Democracy is the Western government of choice. And since we are not the same, its possible that democracy cannot work for us in the same way it works for them. The whole 'freedom' thing is seen very differently in Africa. Freedom here is getting married to whoever, as long as you're over 18. At home that simply will not go over well. Not even with your best friends, if they care about you. Freedom in my home country, is being able to have a 'heew' (event) with loud music and not expect the police to come to your house because you are disturbing the peace. In the West, that would not fly too well either.
If I am right (which I may not be), then using democracies is not only going to be unsuccessful, but is also a medium by which the African continent will stay "down", trying to reach a standard set by someone else that is not suited to us, and failing. So I figured we should try something of our own. I will tell you now that I don't have a solution, but I did play with some ideas. If you think of any better ones, please feel free to share.
The first idea I dabbled with was small-scale monarchy. The idea is that we stop looking at our countries as one large body under one man (El Presidente). Rather, we look at them as a group of numerous constituencies (or villages: the word has negative connotation but try and see past it for me), with each one having a monarch/chief who is advised by elders in the village. Decisions are made based on values, customs and traditions. This is subjective, but it works for families, so it should work for a set of families who are trying to succeed together. The thought of going back to our roots and what-not is always somehow revitalizing. It brings the self-satisfaction of thinking we had it right all this while, and we were doing it long before anyone taught us how.
As nice as it all sounds, its obvious that our previous systems, beautiful and elegant as they were, were (i) not without flaw and (ii) impractical in the 21st Century. Please feel free to argue otherwise, but a kingdom today would have many problems. With the treacherous side-by-side advance of intellect and selfishness people are just not concerned with the wellbeing of anyone but themselves, let alone a set of other families. The Kingdom would be corrupt; rich king with a bunch of wives, poor families. It would be better than rich President, poor people who are brainwashed into thinking that somehow, a piece of paper they placed in an already pre-set ballot resulted in their present way of life. Like they chose this person to rule them, like they chose to live under the pretense of free-ness. But it's still not a drastic improvement.

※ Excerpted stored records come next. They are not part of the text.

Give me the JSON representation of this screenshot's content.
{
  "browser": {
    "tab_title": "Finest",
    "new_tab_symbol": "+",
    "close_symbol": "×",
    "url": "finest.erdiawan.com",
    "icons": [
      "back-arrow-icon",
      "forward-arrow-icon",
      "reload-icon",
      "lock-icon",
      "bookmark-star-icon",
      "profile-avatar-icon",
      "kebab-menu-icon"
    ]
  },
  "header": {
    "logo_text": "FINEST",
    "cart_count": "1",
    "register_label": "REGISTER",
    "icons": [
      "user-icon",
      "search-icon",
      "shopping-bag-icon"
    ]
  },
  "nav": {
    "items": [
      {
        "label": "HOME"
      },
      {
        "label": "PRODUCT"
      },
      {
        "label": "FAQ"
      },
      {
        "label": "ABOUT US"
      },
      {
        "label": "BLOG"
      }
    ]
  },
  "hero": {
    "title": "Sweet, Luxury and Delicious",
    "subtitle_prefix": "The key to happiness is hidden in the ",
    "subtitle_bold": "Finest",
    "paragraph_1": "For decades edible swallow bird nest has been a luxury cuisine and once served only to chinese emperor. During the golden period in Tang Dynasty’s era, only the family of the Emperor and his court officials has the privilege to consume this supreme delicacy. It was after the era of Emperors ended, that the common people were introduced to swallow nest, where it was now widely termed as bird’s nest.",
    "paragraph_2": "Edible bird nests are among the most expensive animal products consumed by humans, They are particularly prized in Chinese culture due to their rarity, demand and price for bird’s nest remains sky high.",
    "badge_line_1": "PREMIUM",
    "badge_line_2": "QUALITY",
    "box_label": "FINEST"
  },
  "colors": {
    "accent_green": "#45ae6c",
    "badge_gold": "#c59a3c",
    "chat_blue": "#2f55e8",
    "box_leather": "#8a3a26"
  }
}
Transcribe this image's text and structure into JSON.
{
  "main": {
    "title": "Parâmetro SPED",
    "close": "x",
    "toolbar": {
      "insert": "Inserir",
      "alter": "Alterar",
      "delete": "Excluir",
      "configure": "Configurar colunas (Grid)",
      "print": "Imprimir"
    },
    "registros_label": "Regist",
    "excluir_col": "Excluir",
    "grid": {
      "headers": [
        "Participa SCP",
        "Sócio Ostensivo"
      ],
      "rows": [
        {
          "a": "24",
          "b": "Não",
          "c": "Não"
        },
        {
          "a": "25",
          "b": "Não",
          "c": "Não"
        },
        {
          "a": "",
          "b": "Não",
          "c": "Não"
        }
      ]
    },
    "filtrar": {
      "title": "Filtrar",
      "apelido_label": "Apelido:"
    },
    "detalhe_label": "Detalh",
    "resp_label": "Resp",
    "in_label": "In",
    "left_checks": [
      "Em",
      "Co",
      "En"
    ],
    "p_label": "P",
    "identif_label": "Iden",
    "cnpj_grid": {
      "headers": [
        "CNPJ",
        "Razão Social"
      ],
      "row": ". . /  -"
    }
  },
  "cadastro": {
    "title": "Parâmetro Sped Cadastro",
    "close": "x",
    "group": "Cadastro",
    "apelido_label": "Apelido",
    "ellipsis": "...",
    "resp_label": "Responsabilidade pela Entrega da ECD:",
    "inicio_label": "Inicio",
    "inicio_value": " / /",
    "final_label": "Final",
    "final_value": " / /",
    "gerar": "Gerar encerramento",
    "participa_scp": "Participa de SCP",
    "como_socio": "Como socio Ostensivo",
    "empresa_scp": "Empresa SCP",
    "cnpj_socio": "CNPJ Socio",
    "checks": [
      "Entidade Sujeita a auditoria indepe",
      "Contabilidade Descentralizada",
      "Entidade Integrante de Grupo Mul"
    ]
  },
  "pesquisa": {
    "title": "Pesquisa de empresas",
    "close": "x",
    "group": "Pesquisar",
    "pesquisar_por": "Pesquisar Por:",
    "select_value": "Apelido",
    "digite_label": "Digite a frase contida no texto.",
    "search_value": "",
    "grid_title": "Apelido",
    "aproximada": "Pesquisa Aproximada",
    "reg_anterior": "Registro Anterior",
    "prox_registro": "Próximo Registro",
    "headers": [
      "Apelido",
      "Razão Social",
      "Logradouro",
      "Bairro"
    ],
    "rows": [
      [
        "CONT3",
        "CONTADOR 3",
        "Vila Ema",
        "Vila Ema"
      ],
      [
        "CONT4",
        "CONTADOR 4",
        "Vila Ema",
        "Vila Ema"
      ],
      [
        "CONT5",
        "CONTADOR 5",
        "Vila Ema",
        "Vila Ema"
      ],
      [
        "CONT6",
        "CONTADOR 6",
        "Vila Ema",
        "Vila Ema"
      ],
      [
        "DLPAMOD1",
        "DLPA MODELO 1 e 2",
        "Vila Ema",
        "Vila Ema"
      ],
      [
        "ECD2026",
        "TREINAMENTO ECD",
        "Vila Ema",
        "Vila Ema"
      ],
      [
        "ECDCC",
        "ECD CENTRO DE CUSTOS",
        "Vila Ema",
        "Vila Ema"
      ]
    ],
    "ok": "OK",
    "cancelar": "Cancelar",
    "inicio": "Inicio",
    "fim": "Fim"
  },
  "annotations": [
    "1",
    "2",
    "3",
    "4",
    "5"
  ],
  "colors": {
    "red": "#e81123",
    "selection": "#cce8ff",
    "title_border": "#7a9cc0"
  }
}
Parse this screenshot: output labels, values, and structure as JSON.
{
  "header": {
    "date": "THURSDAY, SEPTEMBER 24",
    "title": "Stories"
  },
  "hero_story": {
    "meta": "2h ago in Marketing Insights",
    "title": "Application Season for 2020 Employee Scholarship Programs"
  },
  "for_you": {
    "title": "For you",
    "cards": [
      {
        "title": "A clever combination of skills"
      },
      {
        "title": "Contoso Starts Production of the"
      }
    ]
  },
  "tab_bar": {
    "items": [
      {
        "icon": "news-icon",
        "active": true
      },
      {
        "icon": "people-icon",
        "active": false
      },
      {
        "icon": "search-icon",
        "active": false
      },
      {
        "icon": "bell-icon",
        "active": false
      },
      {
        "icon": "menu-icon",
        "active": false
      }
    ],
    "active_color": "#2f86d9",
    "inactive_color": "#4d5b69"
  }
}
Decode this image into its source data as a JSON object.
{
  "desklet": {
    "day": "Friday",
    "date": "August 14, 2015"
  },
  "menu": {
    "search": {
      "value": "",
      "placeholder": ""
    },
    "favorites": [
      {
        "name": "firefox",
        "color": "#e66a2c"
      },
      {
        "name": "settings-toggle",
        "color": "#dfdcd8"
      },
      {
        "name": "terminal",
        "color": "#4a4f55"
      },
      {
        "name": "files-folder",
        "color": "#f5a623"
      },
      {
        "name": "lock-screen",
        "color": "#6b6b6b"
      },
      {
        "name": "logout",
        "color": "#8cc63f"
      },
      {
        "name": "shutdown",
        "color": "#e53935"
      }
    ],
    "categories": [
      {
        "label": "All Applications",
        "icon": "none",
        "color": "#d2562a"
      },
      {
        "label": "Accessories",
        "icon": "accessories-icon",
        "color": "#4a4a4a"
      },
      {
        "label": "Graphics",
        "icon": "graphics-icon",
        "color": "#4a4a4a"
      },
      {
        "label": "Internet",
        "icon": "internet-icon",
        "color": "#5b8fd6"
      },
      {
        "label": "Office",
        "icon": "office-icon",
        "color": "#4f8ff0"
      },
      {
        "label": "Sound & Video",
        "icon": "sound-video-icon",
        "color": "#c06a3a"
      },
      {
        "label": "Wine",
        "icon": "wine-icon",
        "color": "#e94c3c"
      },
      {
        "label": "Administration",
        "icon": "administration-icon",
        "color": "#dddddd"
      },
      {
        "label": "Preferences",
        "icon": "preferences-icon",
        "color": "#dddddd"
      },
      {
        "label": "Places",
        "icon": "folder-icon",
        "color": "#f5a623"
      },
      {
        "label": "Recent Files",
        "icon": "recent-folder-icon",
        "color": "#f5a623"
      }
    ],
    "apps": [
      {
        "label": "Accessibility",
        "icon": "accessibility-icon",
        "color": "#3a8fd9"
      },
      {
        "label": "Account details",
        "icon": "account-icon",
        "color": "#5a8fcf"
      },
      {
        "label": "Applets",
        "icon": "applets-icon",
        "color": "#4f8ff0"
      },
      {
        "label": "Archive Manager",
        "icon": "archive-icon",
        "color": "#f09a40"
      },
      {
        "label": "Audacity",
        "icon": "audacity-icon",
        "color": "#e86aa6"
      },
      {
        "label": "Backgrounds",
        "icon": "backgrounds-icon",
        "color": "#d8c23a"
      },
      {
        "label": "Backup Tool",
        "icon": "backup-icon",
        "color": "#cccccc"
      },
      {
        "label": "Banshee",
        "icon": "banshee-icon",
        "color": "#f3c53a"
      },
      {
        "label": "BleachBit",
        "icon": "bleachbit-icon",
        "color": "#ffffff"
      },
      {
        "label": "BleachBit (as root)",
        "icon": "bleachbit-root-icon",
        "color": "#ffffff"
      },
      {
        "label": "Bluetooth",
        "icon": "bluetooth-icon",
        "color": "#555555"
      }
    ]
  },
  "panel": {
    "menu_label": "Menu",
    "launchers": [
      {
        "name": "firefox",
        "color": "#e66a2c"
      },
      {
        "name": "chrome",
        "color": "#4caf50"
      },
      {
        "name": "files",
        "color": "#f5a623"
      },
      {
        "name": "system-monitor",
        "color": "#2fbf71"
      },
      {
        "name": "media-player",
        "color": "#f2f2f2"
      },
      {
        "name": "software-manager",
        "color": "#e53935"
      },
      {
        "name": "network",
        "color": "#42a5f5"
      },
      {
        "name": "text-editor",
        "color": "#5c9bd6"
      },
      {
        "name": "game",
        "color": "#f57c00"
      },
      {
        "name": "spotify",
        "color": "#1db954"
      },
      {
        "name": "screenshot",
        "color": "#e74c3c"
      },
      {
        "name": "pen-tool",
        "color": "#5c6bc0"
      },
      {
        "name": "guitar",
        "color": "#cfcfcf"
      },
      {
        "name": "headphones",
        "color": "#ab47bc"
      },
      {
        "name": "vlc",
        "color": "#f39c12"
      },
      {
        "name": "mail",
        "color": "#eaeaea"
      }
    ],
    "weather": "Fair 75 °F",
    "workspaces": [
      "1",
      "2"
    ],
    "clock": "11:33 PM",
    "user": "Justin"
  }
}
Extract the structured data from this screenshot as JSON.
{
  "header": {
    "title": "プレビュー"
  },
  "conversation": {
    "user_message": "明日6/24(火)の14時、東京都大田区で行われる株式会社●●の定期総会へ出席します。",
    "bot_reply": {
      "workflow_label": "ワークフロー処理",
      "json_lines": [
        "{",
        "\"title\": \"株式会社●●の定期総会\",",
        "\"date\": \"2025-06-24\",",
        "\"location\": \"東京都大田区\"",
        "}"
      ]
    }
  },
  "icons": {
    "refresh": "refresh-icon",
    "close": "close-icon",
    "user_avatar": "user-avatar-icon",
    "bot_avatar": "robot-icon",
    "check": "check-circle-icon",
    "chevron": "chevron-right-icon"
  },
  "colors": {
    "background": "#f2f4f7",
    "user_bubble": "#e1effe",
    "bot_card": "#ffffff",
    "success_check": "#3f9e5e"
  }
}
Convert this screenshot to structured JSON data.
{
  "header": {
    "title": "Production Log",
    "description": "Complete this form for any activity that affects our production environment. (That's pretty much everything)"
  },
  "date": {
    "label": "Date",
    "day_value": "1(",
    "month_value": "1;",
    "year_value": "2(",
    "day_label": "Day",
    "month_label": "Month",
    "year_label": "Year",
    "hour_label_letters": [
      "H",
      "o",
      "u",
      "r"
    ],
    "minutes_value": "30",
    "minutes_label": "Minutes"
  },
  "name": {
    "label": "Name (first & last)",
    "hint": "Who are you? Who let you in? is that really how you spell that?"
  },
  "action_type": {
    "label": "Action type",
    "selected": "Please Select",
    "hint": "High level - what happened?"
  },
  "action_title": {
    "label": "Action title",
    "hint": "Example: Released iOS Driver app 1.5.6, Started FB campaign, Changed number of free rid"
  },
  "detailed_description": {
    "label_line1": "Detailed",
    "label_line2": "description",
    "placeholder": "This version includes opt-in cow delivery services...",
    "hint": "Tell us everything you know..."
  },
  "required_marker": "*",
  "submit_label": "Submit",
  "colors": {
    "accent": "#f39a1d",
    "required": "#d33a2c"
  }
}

You have to guess that Marxism came in at least somewhere in my considerations. It has to. Regardless of your personal feelings, you can't help but consider the Manifesto... it's genius. I figure it wouldn't work too well because there's too much room in the system to change things. Think Animal Farm (George Orwell). Governments don't usually follow a theory they didn't make up themselves to the T. This leaves a 'heory' which frankly is just not the same thing. In all seriousness though, as one aspect of equality becomes exception to the rule, its hard to hold tight reins on the others without looking like the very same government the people were trying to escape by revolting.
Egypt is currently trying to get a revolution going, and more power to them. But the effects, longterm effects are not certain. People sometimes get so riled up trying to get rid of the current failures that they do not foresee the future catastrophe lying ahead. Anyway, we hope for the best for Egypt.
Maybe the mother of all government styles will turn out to be a well ground mix off all the possibilities. Perfect government is attainable only by God, so we are not going to reach that, but its not too far-fetched to just look for something that works for us.